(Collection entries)
◇ ◇ ◇ ◇ ◇
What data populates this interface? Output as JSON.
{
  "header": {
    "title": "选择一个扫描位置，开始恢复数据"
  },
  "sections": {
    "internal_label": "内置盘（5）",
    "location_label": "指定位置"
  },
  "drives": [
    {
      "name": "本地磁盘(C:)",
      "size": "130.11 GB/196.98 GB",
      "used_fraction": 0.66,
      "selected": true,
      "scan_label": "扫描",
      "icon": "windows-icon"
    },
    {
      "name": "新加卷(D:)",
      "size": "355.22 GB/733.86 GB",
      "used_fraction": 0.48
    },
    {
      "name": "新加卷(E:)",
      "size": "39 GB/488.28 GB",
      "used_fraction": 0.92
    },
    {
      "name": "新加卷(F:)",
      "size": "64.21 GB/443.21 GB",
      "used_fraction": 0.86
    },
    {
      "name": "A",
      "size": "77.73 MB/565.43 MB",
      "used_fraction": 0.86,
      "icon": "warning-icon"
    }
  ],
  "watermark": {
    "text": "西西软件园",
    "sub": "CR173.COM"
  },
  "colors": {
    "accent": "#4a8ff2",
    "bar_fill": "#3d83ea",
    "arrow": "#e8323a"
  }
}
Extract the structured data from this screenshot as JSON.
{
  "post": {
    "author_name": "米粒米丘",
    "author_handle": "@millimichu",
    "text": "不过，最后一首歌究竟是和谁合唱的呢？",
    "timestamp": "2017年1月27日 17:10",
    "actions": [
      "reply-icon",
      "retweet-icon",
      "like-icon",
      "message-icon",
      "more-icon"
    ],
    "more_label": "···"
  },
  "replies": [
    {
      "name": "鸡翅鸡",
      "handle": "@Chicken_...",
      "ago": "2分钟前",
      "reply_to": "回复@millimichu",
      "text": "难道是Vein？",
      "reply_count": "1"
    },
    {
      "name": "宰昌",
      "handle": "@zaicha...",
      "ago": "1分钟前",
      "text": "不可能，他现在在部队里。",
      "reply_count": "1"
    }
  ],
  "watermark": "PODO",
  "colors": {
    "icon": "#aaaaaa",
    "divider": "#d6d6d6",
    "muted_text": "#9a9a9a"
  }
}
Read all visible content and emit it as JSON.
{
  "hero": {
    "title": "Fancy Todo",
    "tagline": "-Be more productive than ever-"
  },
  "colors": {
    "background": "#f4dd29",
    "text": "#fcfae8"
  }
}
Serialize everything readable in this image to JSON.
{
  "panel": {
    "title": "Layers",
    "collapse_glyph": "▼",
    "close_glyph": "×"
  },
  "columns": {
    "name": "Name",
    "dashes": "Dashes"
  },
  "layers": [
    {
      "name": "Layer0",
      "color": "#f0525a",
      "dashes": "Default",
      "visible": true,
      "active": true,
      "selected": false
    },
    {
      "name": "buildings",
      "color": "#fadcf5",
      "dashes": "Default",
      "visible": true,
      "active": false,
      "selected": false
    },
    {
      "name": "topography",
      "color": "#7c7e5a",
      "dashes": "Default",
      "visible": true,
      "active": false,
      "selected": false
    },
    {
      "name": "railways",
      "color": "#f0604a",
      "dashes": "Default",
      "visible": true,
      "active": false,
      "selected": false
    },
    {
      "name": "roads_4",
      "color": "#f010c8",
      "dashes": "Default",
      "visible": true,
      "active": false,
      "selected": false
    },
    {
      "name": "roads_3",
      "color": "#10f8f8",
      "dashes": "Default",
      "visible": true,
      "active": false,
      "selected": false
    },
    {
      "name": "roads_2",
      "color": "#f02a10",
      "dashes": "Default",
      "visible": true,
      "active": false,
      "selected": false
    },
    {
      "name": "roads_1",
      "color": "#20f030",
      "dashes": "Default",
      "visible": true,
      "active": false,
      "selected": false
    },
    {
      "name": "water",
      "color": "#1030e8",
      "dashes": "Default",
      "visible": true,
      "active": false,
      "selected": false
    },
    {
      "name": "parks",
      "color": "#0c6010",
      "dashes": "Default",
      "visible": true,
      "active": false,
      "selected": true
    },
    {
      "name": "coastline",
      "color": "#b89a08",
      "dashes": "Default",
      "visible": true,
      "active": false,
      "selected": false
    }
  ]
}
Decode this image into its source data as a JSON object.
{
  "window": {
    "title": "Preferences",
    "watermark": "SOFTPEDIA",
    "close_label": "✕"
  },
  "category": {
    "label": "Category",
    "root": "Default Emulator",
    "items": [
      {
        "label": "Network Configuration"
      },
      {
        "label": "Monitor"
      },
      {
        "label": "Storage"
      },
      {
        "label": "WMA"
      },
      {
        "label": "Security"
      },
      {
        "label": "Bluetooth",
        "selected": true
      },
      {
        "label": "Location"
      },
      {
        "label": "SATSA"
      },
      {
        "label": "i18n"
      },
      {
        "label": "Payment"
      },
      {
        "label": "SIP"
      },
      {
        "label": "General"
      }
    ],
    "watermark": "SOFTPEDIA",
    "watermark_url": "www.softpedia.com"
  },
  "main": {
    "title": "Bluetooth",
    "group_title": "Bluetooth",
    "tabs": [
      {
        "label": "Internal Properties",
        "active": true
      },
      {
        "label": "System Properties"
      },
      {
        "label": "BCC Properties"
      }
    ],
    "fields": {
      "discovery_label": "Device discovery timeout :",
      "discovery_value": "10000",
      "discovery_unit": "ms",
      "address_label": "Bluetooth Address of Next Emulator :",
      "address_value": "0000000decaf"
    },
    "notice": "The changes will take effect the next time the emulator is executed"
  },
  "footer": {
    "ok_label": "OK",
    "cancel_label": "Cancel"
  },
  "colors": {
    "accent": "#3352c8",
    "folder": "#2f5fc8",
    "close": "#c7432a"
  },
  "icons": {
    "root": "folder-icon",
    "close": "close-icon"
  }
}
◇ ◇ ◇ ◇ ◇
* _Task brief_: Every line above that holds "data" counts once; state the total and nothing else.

* _The answer_: 3